Doing the work to examine my own racism within a system of enforced white supremacy that has benefited me for 64 years, I found these feelings: surprise that you spoke; hurt that my “excuse me” wasn’t viewed as the polite expression I intended; annoyed that I was being lumped in with all the white women hogging all the paths; compassion for the weariness in your tone; confusion about what, if anything, I had gotten wrong; fear at the iceberg that your brief sentence is the tip of; exasperation that a Black person in the whitest state in the nation expressed annoyance at being surrounded by whiteness.

Reflecting on my brief utterance, it occurred to me that the words “excuse me” can be weaponized with sarcasm and undoubtedly are by passive-aggressive white women.

Reflecting on how my body took up space that could have been yielded, I realize that my upbringing in a society dominated by white privilege was worse than useless. As the older person and the one who was already on the path, I assumed my right to keep using it.

As a white person, I have never expected a person of color to step off the sidewalk to let me pass. But I look like a whole lot of people that not only expected it but might use violence to enforce it. Even a woman definitely too young to have lived through the Jim Crow segregation practices that traumatized my young parents in Georgia in 1955 probably knows this in her bones.

Even if she was not the descendant of enslaved Africans, but possibly part of the diaspora communities from Somalia, Sudan, and Democratic Republic of Congo that now live in southern Maine. Because Jim Crow doesn’t care what country you were born in or what language you learned to speak as a toddler.
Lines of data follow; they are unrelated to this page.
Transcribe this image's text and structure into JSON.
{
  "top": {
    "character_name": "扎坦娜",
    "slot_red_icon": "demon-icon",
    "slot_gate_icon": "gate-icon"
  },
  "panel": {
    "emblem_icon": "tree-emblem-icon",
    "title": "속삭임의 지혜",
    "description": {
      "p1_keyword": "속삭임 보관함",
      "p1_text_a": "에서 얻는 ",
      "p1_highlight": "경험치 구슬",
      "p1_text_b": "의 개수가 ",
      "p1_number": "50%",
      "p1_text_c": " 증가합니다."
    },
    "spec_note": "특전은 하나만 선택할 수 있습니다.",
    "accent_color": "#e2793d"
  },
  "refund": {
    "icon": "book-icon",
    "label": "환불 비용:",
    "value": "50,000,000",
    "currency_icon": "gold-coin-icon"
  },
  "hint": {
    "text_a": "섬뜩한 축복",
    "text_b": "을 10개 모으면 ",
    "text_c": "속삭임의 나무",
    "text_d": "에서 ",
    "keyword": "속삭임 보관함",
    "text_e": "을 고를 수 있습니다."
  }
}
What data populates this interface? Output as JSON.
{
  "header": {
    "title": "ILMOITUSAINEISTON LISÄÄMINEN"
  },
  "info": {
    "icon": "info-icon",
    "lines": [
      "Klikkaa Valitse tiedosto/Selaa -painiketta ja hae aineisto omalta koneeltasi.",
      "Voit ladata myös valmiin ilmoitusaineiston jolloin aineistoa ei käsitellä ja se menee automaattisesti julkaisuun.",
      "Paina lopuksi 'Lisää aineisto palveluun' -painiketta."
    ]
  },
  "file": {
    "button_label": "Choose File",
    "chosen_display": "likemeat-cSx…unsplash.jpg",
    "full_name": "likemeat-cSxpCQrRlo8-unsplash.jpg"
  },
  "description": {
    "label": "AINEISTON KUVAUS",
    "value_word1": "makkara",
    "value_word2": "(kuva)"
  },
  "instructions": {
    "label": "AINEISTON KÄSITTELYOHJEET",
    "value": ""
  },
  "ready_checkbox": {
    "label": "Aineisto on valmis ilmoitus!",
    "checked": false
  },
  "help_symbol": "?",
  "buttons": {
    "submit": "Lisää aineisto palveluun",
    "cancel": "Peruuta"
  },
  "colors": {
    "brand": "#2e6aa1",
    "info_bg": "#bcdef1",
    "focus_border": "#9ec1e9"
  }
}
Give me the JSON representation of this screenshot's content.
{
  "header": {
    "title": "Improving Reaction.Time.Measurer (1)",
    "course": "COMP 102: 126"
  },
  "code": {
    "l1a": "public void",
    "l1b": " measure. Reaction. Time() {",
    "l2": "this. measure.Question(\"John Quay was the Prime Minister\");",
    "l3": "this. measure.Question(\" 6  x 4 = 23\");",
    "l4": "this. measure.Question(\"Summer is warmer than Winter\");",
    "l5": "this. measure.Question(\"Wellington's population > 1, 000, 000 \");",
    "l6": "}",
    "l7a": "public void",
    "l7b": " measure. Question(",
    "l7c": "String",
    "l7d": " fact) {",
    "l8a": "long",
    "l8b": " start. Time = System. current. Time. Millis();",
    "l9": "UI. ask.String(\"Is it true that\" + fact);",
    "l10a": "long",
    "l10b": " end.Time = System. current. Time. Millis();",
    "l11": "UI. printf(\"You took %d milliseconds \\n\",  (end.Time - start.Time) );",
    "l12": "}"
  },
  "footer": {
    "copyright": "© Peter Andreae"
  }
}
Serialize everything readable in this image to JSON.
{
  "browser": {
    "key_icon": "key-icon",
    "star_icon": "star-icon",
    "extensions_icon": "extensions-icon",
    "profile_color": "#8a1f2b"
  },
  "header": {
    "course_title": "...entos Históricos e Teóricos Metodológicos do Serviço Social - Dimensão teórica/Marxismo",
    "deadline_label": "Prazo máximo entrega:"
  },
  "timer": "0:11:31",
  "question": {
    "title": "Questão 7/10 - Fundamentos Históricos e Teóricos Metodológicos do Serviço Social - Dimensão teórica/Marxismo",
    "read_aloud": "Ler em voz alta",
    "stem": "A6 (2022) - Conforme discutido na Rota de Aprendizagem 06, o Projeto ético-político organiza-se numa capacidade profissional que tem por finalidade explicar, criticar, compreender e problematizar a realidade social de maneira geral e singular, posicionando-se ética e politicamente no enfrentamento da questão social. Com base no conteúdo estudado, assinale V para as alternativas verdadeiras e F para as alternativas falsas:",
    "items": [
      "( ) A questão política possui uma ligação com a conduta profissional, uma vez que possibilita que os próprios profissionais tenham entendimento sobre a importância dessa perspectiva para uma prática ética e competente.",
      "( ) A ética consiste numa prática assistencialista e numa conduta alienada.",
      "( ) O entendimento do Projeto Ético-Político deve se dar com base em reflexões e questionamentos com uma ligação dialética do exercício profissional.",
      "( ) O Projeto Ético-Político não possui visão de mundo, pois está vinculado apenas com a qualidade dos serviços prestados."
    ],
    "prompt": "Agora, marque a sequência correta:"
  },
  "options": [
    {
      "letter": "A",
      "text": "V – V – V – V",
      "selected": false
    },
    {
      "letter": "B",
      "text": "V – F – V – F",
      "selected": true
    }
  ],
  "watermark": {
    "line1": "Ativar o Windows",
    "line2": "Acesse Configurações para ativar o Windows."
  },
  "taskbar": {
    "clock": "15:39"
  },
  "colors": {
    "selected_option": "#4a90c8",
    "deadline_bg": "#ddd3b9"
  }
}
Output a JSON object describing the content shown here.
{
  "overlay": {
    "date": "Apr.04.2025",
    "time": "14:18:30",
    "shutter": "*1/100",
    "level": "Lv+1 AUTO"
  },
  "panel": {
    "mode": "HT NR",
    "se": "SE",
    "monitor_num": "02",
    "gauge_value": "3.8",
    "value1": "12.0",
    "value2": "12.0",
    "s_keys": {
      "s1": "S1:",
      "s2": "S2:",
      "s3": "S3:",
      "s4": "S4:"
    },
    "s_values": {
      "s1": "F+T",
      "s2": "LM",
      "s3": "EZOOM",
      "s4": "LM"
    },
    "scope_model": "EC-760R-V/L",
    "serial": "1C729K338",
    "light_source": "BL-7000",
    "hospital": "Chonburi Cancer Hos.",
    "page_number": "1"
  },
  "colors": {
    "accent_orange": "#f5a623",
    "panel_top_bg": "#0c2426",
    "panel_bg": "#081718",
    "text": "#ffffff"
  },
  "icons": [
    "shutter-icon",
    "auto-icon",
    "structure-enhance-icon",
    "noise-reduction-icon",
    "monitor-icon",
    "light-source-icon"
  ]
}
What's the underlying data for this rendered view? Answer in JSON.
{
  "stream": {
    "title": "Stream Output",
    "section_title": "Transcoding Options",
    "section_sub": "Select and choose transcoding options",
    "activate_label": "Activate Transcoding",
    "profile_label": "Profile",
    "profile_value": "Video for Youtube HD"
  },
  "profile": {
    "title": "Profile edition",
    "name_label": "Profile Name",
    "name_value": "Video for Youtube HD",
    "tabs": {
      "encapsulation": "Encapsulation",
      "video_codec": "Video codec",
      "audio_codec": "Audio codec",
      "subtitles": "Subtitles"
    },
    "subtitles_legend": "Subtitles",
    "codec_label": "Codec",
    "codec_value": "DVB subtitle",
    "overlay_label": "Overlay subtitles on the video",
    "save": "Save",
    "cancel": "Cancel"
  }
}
The fact that you don’t look white is the only salient fact for segregationists.

So I want to apologize to you, Black woman on the beach path. 

I wish I had paused on the path and let you pass without comment. I might have said “hello” as you passed by, but I wish I had not said “excuse me.”

Thank you for saying what you did. Without it, I would have quickly forgotten our brief encounter.

I would have gone on clicking heart on the Instagram posts of both ___brick and the group who are claiming the right to surf and otherwise enjoy the beach while Black in California. 

Source: How the memory of a black resort refused to fade “A bather at Bruce’s Beach. The Shades of LA Collection, LA County Library”

I know the history that a Black resort owned by the Bruce family was thriving until 1924 when it was stolen from them by the City of Manhattan Beach.

I know that when I got up this morning both Huntington Beach and Proud Boys were trending on Twitter, because of a white supremacist rally yesterday in another southern California beach town. Some history on that location, as reported by Mark McDermott in

in early 1926, the most ambitious Black resort of all, the Pacific Beach Club, which was near completion in Huntington Beach and intended to be “the grandest escape of all” for Black Californians, complete with Eygptial Revival architecture, was destroyed by arson. The project had been headed by Ceruti and was clearly intended not only as a resort but as an act of economic activism, a statement that Black people would not only have a place at the beach, but build the “Queen of the Pacific.” It had all gone up in flames. Though no arrests were ever made, the Ku Klux Klan’s very active presence in Southern California at the time caused many to believe that they had started the fire. 


Whose head is the natural form? 

I’m going to remember your words — “She’s everywhere I go” — the next time I have an opportunity to hold space for a person in a Black body. And I’m going to do better at using that opportunity, because I sincerely want to, and to honor the work that you did for me when you spoke up. Because only impact matters.